#### EXERCISE:
Go through the records below and copy out every line that contains the word "twitter".

Data records:
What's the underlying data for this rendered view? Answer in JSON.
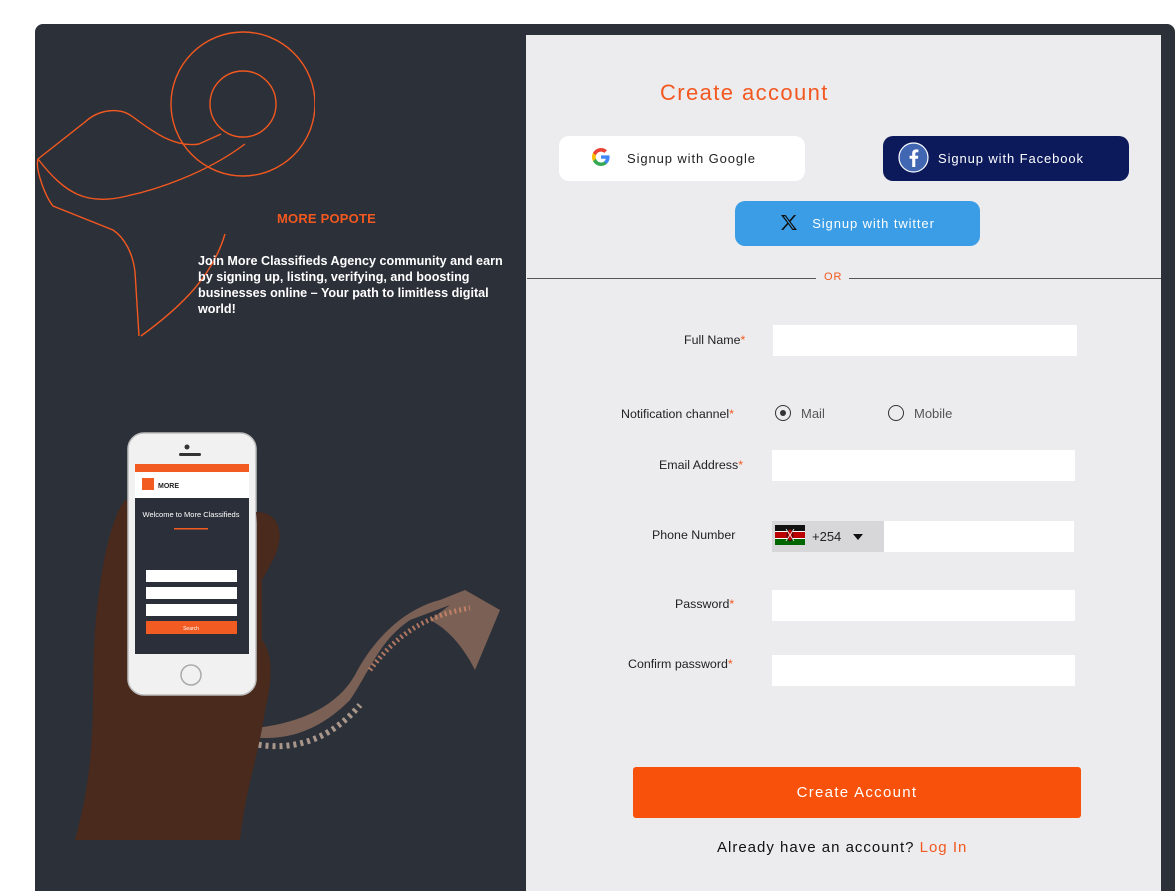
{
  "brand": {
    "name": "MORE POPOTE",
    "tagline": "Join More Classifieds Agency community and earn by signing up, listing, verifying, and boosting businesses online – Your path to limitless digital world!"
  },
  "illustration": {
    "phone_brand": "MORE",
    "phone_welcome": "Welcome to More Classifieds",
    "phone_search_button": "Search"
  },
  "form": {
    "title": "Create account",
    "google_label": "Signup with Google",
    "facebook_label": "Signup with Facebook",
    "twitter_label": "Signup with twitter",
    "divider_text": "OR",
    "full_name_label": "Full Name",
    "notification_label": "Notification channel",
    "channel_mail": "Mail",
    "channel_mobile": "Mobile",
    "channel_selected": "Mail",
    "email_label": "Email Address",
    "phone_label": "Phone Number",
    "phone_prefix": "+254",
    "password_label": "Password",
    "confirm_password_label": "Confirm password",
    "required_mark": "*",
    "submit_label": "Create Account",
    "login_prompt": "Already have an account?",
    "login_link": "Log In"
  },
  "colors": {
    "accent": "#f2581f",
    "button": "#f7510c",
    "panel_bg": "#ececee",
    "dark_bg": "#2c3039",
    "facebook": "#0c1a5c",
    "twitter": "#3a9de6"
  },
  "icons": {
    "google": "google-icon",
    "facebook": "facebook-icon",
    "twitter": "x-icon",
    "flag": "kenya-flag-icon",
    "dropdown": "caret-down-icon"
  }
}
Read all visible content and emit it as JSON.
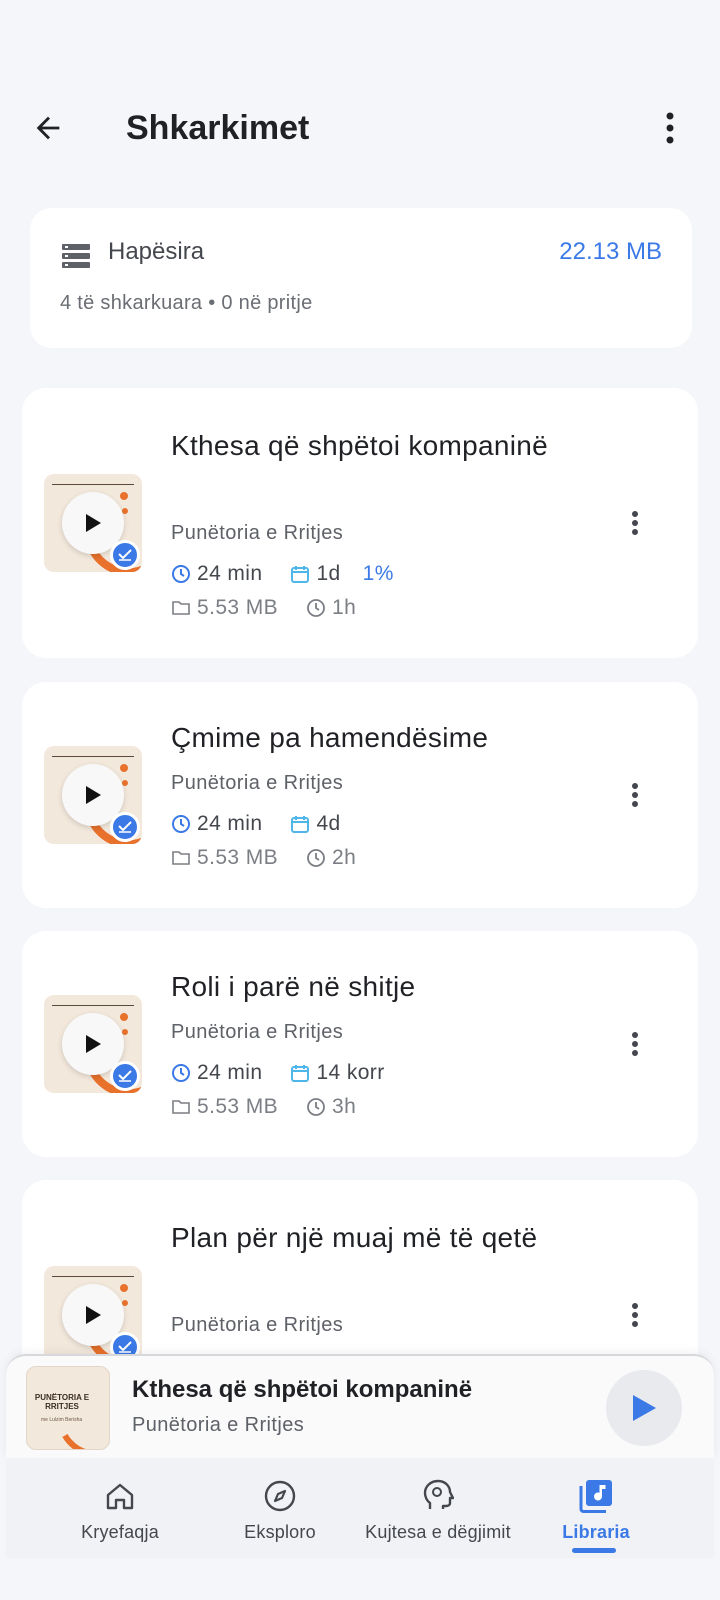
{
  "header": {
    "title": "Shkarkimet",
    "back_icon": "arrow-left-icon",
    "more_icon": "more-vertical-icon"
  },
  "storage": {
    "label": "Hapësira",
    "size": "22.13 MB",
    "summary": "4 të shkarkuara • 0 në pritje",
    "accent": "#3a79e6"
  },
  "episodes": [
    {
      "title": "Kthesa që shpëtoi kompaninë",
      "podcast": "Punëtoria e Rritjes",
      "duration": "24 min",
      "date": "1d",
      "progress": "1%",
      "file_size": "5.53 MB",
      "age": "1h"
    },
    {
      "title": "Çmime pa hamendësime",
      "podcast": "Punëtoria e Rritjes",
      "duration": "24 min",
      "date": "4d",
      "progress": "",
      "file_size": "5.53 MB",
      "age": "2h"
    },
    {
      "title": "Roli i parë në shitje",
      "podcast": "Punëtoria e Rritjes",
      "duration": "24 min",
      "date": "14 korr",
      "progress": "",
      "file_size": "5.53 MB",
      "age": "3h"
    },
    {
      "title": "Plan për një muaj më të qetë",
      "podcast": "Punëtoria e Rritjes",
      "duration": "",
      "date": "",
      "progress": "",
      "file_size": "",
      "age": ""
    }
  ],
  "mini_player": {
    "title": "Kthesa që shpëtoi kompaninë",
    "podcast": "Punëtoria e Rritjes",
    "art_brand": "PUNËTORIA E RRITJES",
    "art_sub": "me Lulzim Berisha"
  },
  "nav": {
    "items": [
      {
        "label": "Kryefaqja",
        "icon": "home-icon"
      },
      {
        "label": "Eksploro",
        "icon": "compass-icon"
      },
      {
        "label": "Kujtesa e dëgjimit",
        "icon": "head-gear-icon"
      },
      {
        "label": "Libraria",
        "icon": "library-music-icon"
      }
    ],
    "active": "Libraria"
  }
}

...

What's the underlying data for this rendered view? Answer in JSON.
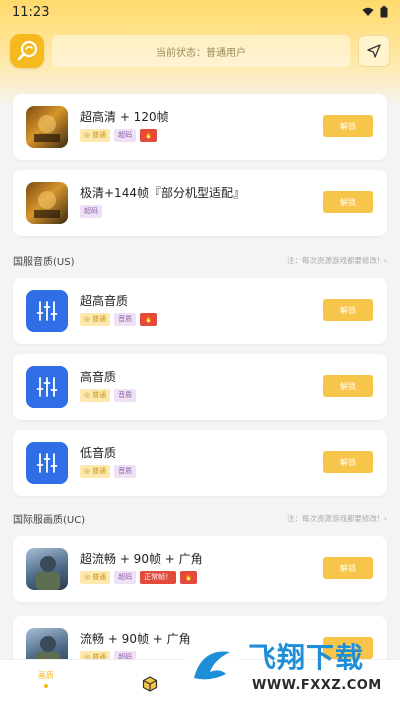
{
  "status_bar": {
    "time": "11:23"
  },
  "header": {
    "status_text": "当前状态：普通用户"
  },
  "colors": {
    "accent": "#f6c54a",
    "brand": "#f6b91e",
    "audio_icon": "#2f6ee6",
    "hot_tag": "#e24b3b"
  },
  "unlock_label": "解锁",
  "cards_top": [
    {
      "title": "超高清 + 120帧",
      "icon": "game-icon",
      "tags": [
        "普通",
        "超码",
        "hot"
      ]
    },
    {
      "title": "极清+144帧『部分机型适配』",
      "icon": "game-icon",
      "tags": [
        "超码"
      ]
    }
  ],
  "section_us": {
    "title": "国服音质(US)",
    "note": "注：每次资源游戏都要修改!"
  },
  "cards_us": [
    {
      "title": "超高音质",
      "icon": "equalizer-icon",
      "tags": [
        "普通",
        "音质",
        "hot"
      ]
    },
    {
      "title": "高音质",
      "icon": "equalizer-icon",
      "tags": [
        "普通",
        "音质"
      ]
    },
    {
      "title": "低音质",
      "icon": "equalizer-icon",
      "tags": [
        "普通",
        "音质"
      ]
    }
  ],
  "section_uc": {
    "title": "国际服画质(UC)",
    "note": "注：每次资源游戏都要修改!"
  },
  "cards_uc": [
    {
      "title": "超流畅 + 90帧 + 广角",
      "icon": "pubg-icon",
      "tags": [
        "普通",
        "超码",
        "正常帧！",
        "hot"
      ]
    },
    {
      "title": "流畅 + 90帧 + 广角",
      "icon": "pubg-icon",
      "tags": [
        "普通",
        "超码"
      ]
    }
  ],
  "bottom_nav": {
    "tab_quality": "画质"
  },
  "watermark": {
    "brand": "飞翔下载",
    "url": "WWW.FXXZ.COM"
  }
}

#### COMPLETED EXERCISE:
    "twitter_label": "Signup with twitter",
    "twitter": "#3a9de6"
    "twitter": "x-icon",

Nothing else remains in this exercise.